In my junior year in high school, I started a business writing English papers for my sister’s sorority sisters. I charged $10 each and my specialities were Katherine Anne Porter, Carson McCullers and Eudora Welty. When business hit a lull, I worked on a novel of my own. Called Mildew on the Magnolias, it was mostly about southern women, but the sub-plot was about two men who’d come back to Mississippi after the war, gone to college on the GI Bill and, when the burdens of marriage and children took over, went into the insurance business.

Another thing they had in common: both were ‘civic-minded’. One was active in his church, raised money for the March of Dimes and the more progressive Democrats. The other man, also a churchman, worked full-time at a second job: field secretary of the National Association for the Advancement of Colored People. His ‘field’ was the whole state of Mississippi, and the initials of that organisation N-double A-C-P-drove the white half of the state wild.

Although they lived only five miles apart, the two men never met. This was because the town they lived in had achieved the most complete form of racial segregation to exist on the American continent in the 20th century. Then, on a warm June evening in 1963, the day after President Kennedy delivered his landmark speech on civil rights, warning the nation that ‘we are facing a moral crisis as a country and a people’, the black man is shot in the back by a member of the Ku Klux Klan. The dead man was Medgar Evers and the killer was a former classmate of the white man’s, which might have seemed like a fictional device, but nobody knew that at the time.

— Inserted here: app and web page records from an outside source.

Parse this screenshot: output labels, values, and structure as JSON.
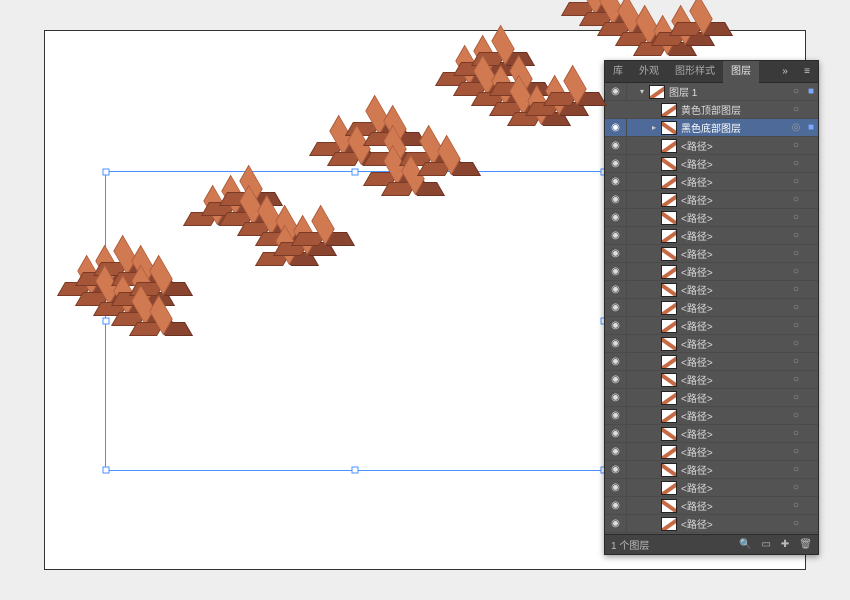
{
  "canvas_text": "PIXEL",
  "panel": {
    "tabs": [
      "库",
      "外观",
      "图形样式",
      "图层"
    ],
    "active_tab": "图层",
    "menu_glyph": "»",
    "hamburger_glyph": "≡",
    "top_layer": {
      "name": "图层 1",
      "expanded": true
    },
    "sublayers": [
      {
        "name": "黄色顶部图层",
        "visible": false,
        "selected": false,
        "thumb": "a"
      },
      {
        "name": "黑色底部图层",
        "visible": true,
        "selected": true,
        "thumb": "b"
      },
      {
        "name": "<路径>",
        "visible": true,
        "selected": false,
        "thumb": "a"
      },
      {
        "name": "<路径>",
        "visible": true,
        "selected": false,
        "thumb": "b"
      },
      {
        "name": "<路径>",
        "visible": true,
        "selected": false,
        "thumb": "a"
      },
      {
        "name": "<路径>",
        "visible": true,
        "selected": false,
        "thumb": "a"
      },
      {
        "name": "<路径>",
        "visible": true,
        "selected": false,
        "thumb": "b"
      },
      {
        "name": "<路径>",
        "visible": true,
        "selected": false,
        "thumb": "a"
      },
      {
        "name": "<路径>",
        "visible": true,
        "selected": false,
        "thumb": "b"
      },
      {
        "name": "<路径>",
        "visible": true,
        "selected": false,
        "thumb": "a"
      },
      {
        "name": "<路径>",
        "visible": true,
        "selected": false,
        "thumb": "b"
      },
      {
        "name": "<路径>",
        "visible": true,
        "selected": false,
        "thumb": "a"
      },
      {
        "name": "<路径>",
        "visible": true,
        "selected": false,
        "thumb": "a"
      },
      {
        "name": "<路径>",
        "visible": true,
        "selected": false,
        "thumb": "b"
      },
      {
        "name": "<路径>",
        "visible": true,
        "selected": false,
        "thumb": "a"
      },
      {
        "name": "<路径>",
        "visible": true,
        "selected": false,
        "thumb": "b"
      },
      {
        "name": "<路径>",
        "visible": true,
        "selected": false,
        "thumb": "a"
      },
      {
        "name": "<路径>",
        "visible": true,
        "selected": false,
        "thumb": "a"
      },
      {
        "name": "<路径>",
        "visible": true,
        "selected": false,
        "thumb": "b"
      },
      {
        "name": "<路径>",
        "visible": true,
        "selected": false,
        "thumb": "a"
      },
      {
        "name": "<路径>",
        "visible": true,
        "selected": false,
        "thumb": "b"
      },
      {
        "name": "<路径>",
        "visible": true,
        "selected": false,
        "thumb": "a"
      },
      {
        "name": "<路径>",
        "visible": true,
        "selected": false,
        "thumb": "b"
      },
      {
        "name": "<路径>",
        "visible": true,
        "selected": false,
        "thumb": "a"
      }
    ],
    "footer": {
      "count_label": "1 个图层",
      "icons": [
        "search-icon",
        "new-sublayer-icon",
        "new-layer-icon",
        "trash-icon"
      ]
    }
  },
  "glyphs": {
    "eye": "◉",
    "disclosure_open": "▾",
    "disclosure_right": "▸",
    "target": "○",
    "target_sel": "◎",
    "selbox": "■",
    "search": "🔍",
    "newlayer": "✚",
    "newsub": "▭",
    "trash": "🗑"
  },
  "letters": {
    "P": [
      [
        0,
        0
      ],
      [
        1,
        0
      ],
      [
        2,
        0
      ],
      [
        0,
        1
      ],
      [
        2,
        1
      ],
      [
        0,
        2
      ],
      [
        1,
        2
      ],
      [
        2,
        2
      ],
      [
        0,
        3
      ],
      [
        0,
        4
      ]
    ],
    "I": [
      [
        0,
        0
      ],
      [
        1,
        0
      ],
      [
        2,
        0
      ],
      [
        1,
        1
      ],
      [
        1,
        2
      ],
      [
        1,
        3
      ],
      [
        0,
        4
      ],
      [
        1,
        4
      ],
      [
        2,
        4
      ]
    ],
    "X": [
      [
        0,
        0
      ],
      [
        2,
        0
      ],
      [
        0,
        1
      ],
      [
        2,
        1
      ],
      [
        1,
        2
      ],
      [
        0,
        3
      ],
      [
        2,
        3
      ],
      [
        0,
        4
      ],
      [
        2,
        4
      ]
    ],
    "E": [
      [
        0,
        0
      ],
      [
        1,
        0
      ],
      [
        2,
        0
      ],
      [
        0,
        1
      ],
      [
        0,
        2
      ],
      [
        1,
        2
      ],
      [
        0,
        3
      ],
      [
        0,
        4
      ],
      [
        1,
        4
      ],
      [
        2,
        4
      ]
    ],
    "L": [
      [
        0,
        0
      ],
      [
        0,
        1
      ],
      [
        0,
        2
      ],
      [
        0,
        3
      ],
      [
        0,
        4
      ],
      [
        1,
        4
      ],
      [
        2,
        4
      ]
    ]
  }
}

I haven’t thought about Mildew on the Magnolias for a long time, but, last year, it all came back to me. My sister sent me a book called The Help, which had been on the New York Times bestseller list for more than a year. The more I read, the more agitated I became. For a start, this was my material and my era. Heck, the author Kathryn Stockett wasn’t even born in the early 1960s when the book is set. But, although some of the events were far-fetched, the book rang true to my southern ear. By focusing on the lives of black maids and the white women they worked for, she was showing a time and a place that can get lost in the epic lives of Rosa Parks, Medgar Evers, Martin Luther King Jr.

For days after I finished The Help, I stomped around, mad that I lacked the tenacity of Miss Stockett, who’d spent 10 years writing her book and braved 60 rejections. Then, I remembered why I’d quit writing my book. My fictional story got booby-trapped by real life. The white man who tried to get the town’s white clergymen to condemn the Klan bombing and burning black churches ended up becoming their target. That man was my father, and our way out of town was lit by burning crosses. By the time I found my manuscript in an old Samsonite suitcase 10 years later, I’d come to believe that white Southerners didn’t have the right to tell the story of those unequal, soul-shaking times, especially the relationships between black and white southerners.

And yet. In an afterword to her novel, Miss Stockett quotes another Southerner, Howell Raines, who wrote that ‘there is no trickier subject for a writer from the South than that of affection between a black person and a white one in the unequal world of segregation. For the dis-honesty upon which such a society is founded makes every emotion suspect, makes it impossible to know whether what flowed between two people was honest feeling or pity or pragmatism’.

I’m glad that Miss Stockett dared to enter that tricky terrain. The Help may not be a true story, but the writer has used fiction to find the truth. I reckon that’s a real writer’s gift. See the movie. Read the book.